=== Prompt ===
From the listing below, extract every line containing "Karnataka".

### Records provided ###

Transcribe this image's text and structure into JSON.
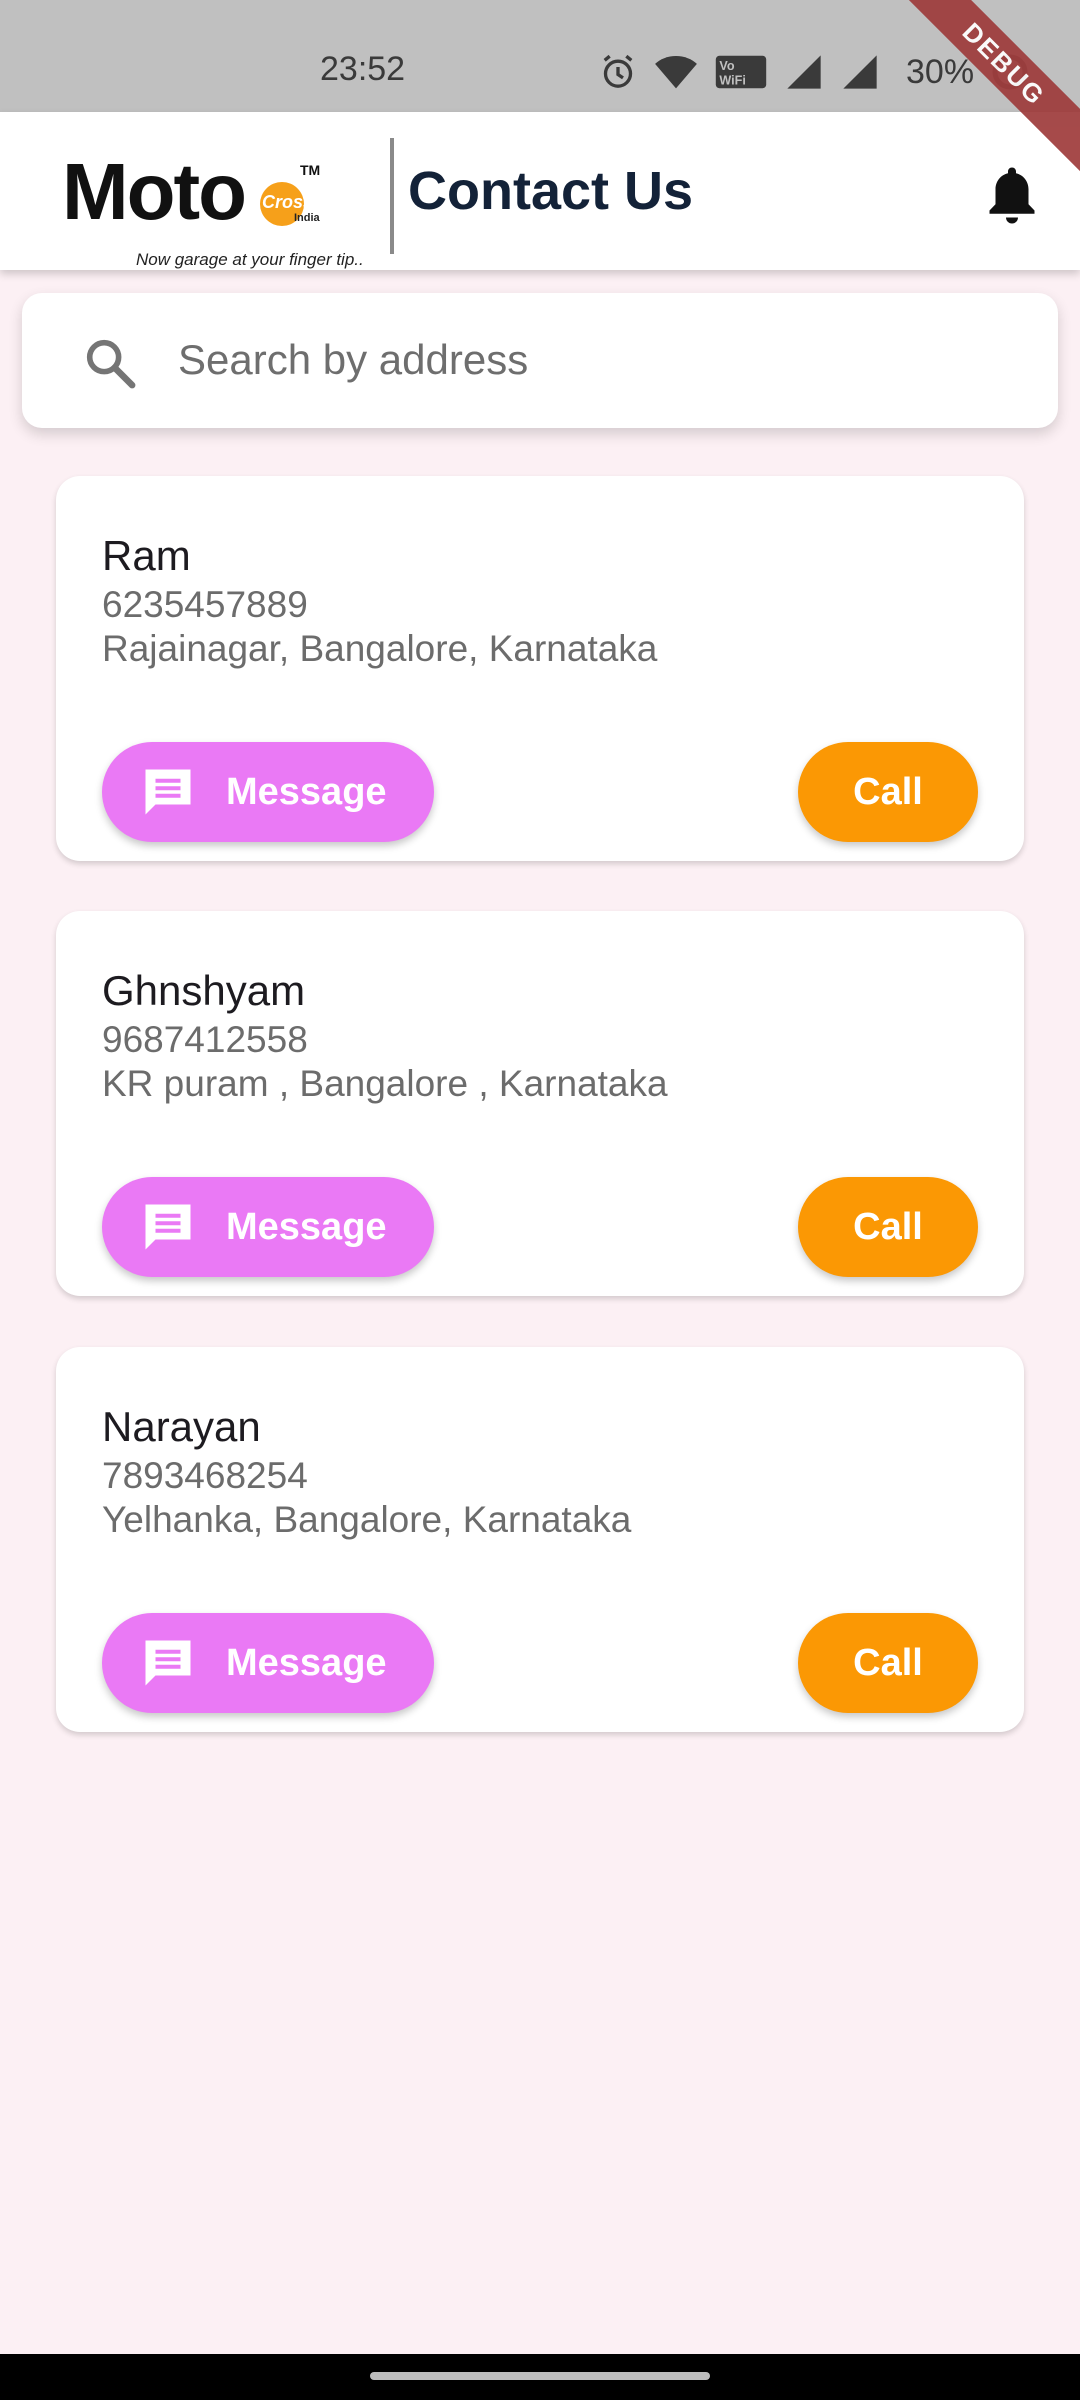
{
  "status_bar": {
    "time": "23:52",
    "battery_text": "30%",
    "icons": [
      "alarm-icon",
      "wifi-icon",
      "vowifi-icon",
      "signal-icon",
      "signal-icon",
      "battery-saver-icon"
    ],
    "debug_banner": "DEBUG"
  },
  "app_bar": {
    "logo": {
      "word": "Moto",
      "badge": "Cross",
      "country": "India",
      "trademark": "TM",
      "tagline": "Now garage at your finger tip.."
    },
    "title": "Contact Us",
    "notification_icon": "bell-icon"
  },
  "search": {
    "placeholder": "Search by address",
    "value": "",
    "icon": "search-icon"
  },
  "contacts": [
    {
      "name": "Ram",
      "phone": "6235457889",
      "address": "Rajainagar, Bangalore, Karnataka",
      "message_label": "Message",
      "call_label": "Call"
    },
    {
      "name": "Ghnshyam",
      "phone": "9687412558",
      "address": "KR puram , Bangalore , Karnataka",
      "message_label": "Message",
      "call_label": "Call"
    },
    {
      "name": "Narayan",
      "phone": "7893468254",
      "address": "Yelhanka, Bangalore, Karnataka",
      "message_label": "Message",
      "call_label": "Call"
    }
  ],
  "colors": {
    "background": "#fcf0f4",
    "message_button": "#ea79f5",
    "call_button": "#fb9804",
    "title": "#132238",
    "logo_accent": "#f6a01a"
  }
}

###
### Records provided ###

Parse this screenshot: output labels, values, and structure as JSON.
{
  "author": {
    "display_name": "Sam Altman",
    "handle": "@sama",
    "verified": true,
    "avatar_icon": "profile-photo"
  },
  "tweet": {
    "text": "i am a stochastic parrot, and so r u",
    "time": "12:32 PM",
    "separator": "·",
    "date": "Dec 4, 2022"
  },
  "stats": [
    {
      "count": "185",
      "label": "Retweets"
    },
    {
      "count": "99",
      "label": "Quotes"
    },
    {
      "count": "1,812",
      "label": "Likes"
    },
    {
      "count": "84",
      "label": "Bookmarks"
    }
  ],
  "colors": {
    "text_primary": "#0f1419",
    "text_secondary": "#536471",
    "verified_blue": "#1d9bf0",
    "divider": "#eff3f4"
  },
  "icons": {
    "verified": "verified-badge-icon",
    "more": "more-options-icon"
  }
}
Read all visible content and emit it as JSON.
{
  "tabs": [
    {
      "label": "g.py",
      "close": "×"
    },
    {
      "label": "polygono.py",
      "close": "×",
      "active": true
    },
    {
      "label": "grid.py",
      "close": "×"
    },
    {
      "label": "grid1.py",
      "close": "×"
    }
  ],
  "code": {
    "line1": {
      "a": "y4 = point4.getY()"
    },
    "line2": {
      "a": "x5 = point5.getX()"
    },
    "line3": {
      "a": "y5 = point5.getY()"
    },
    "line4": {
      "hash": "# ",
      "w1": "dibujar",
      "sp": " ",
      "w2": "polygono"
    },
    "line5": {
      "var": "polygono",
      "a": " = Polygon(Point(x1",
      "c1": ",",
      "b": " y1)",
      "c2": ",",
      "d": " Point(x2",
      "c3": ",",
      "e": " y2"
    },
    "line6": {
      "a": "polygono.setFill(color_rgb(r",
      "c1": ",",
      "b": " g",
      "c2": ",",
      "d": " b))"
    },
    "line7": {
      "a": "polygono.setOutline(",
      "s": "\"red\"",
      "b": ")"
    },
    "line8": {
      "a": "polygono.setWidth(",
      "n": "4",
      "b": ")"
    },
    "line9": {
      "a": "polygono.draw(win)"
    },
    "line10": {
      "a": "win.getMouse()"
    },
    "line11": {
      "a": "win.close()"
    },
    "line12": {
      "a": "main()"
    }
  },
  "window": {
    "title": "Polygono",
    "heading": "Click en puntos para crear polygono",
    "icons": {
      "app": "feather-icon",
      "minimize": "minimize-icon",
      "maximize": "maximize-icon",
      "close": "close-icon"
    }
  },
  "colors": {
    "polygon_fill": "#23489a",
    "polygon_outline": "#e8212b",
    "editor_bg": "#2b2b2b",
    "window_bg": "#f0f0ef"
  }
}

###

=== Response ===
      "address": "Rajainagar, Bangalore, Karnataka",
      "address": "KR puram , Bangalore , Karnataka",
      "address": "Yelhanka, Bangalore, Karnataka",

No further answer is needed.